The Regulation sets forth a list of projects for which an environmental decision is required.
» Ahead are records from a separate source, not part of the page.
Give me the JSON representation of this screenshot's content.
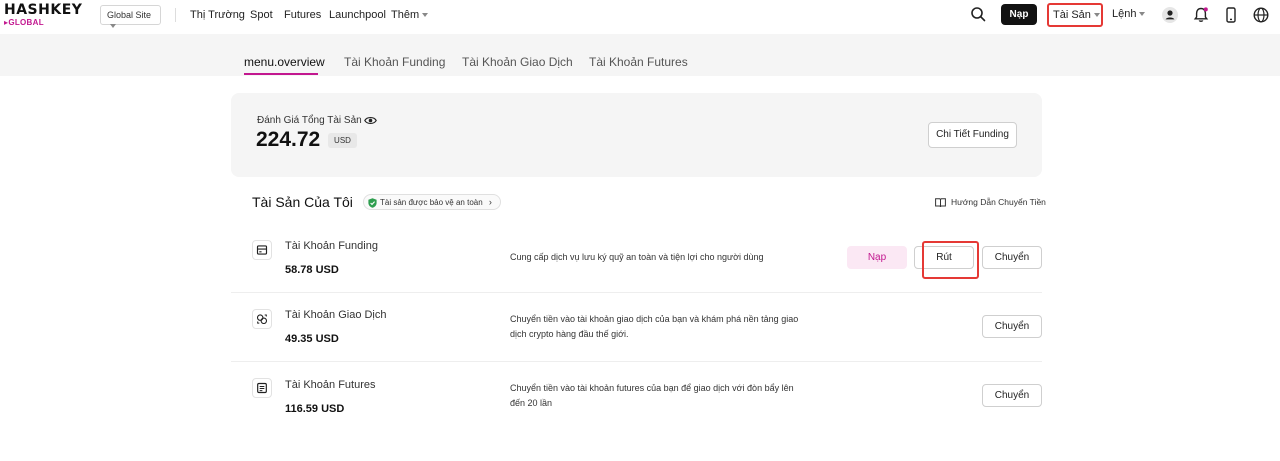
{
  "brand": {
    "logo_main": "HASHKEY",
    "logo_sub": "▸GLOBAL",
    "accent_color": "#c2178f"
  },
  "header": {
    "site_select": "Global Site",
    "nav": [
      "Thị Trường",
      "Spot",
      "Futures",
      "Launchpool",
      "Thêm"
    ],
    "deposit_label": "Nạp",
    "assets_label": "Tài Sản",
    "orders_label": "Lệnh"
  },
  "tabs": [
    "menu.overview",
    "Tài Khoản Funding",
    "Tài Khoản Giao Dịch",
    "Tài Khoản Futures"
  ],
  "summary": {
    "label": "Đánh Giá Tổng Tài Sản",
    "amount": "224.72",
    "unit": "USD",
    "detail_button": "Chi Tiết Funding"
  },
  "assets": {
    "title": "Tài Sản Của Tôi",
    "safe_badge": "Tài sản được bảo vệ an toàn",
    "guide_link": "Hướng Dẫn Chuyển Tiền",
    "accounts": [
      {
        "name": "Tài Khoản Funding",
        "amount": "58.78 USD",
        "description": "Cung cấp dịch vụ lưu ký quỹ an toàn và tiện lợi cho người dùng",
        "deposit": "Nạp",
        "withdraw": "Rút",
        "transfer": "Chuyển"
      },
      {
        "name": "Tài Khoản Giao Dịch",
        "amount": "49.35 USD",
        "description": "Chuyển tiền vào tài khoản giao dịch của bạn và khám phá nền tảng giao dịch crypto hàng đầu thế giới.",
        "transfer": "Chuyển"
      },
      {
        "name": "Tài Khoản Futures",
        "amount": "116.59 USD",
        "description": "Chuyển tiền vào tài khoản futures của bạn để giao dịch với đòn bẩy lên đến 20 lần",
        "transfer": "Chuyển"
      }
    ]
  }
}
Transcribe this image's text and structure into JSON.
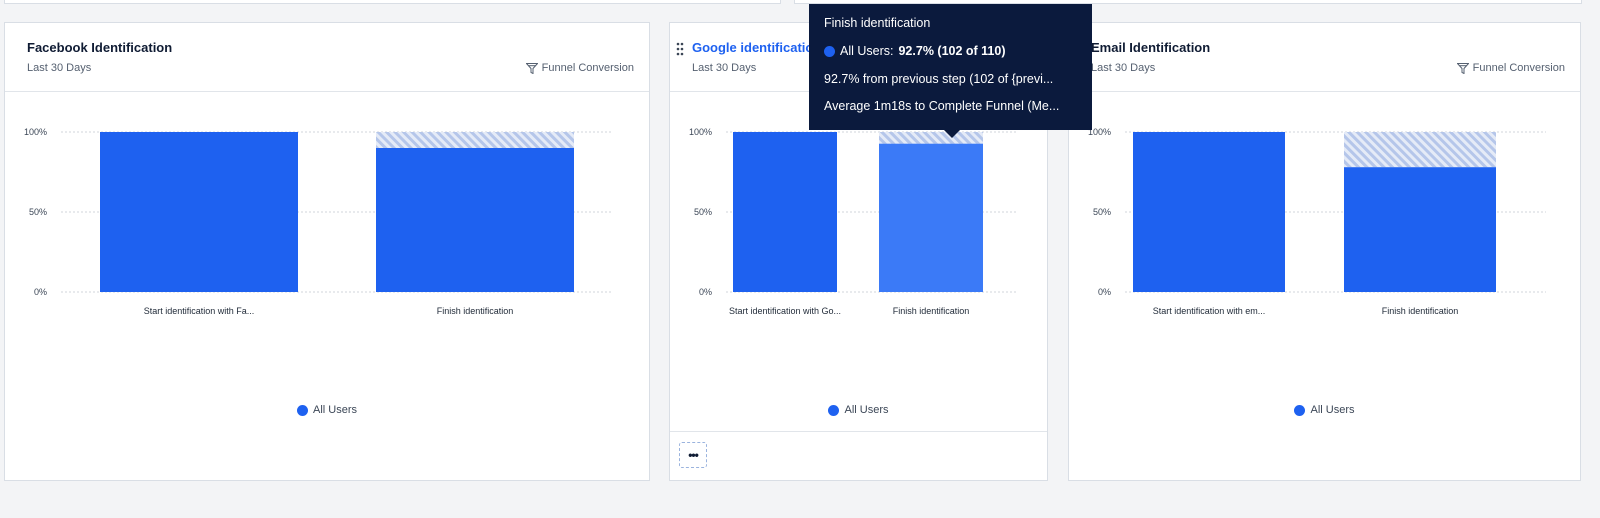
{
  "colors": {
    "bar": "#1e61f0",
    "bar_hover": "#3b7af7",
    "grid": "#d1d5db",
    "tooltip_bg": "#0b1a3d"
  },
  "cards": [
    {
      "title": "Facebook Identification",
      "subtitle": "Last 30 Days",
      "meta": "Funnel Conversion",
      "legend": "All Users",
      "chart_data": {
        "type": "bar",
        "categories": [
          "Start identification with Fa...",
          "Finish identification"
        ],
        "values": [
          100,
          90
        ],
        "yticks": [
          "100%",
          "50%",
          "0%"
        ],
        "ylim": [
          0,
          100
        ],
        "series": [
          {
            "name": "All Users",
            "values": [
              100,
              90
            ]
          }
        ]
      }
    },
    {
      "title": "Google identification",
      "subtitle": "Last 30 Days",
      "legend": "All Users",
      "more_label": "•••",
      "chart_data": {
        "type": "bar",
        "categories": [
          "Start identification with Go...",
          "Finish identification"
        ],
        "values": [
          100,
          92.7
        ],
        "yticks": [
          "100%",
          "50%",
          "0%"
        ],
        "ylim": [
          0,
          100
        ],
        "series": [
          {
            "name": "All Users",
            "values": [
              100,
              92.7
            ]
          }
        ]
      }
    },
    {
      "title": "Email Identification",
      "subtitle": "Last 30 Days",
      "meta": "Funnel Conversion",
      "legend": "All Users",
      "chart_data": {
        "type": "bar",
        "categories": [
          "Start identification with em...",
          "Finish identification"
        ],
        "values": [
          100,
          78
        ],
        "yticks": [
          "100%",
          "50%",
          "0%"
        ],
        "ylim": [
          0,
          100
        ],
        "series": [
          {
            "name": "All Users",
            "values": [
              100,
              78
            ]
          }
        ]
      }
    }
  ],
  "tooltip": {
    "title": "Finish identification",
    "series_label": "All Users:",
    "series_value": "92.7% (102 of 110)",
    "line2": "92.7% from previous step (102 of {previ...",
    "line3": "Average 1m18s to Complete Funnel (Me..."
  }
}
These projects are divided into two groups: projects likely to always have significant effects on the environment (and, thus, automatically requiring an EIA) and projects likely to potentially have significant effect on the environment (which will require an EIA only if the authority decides so).
Below we present the most important changes resulting from the amendment to the Regulation.
The new types of projects likely to always have significant effect on the environment include:
- installations for the capture of carbons dioxide;
- installations for the transfer of carbon dioxide for underground storage (with an outer diameter of no less than 800 mm and no less than 40 km in length) along with the accompanying compressors and reduction stations;
- installations for the underground storage of carbon dioxide.
The new types of projects likely to potentially have significant effects on the environment include:
- seeking for carbon dioxide underground storage facilities;
- smaller installations for the capture of carbons dioxide;
- the construction of photovoltaic systems along with their auxiliary infrastructure.
- installations for the surface treatment of substances, objects and products using organic solvents will require an EIA only if the authority decides so, regardless of volume of solvents consumption;
- installations for the collection or reloading of waste (other than scrap) will no longer require an environmental decision;
- the exploration of mineral deposits connected with geological works and the use of explosives will no longer require an environmental decision.
Important changes for the shale gas industry:
- the exploration of mineral deposits by means of wells to a depth between 1000 m and 5000 m will require environmental decision only if the exploration is performed:
- in the water intake protection area,
- in the inland water reservoirs protection area,
- in some nature protection areas and their buffer zones;
- the exploration of mineral deposits by means of wells deeper than 5000 m will always require obtaining an environmental decision.
Important changes for the real estate market:
- it is now clearer when garages require environmental decision;
- it is now more precisely specified when the extension, reconstruction or assembly of a project will require an environmental decision;
- changes in projects which are not related to the reconstruction, extension or assembly of projects will require obtaining another environmental decision if the given change results in the need to modify the environmental conditions imposed by the previous environmental decision – this is a completely new notion in the Regulation, which, in our opinion, will give rise to problems with its interpretation.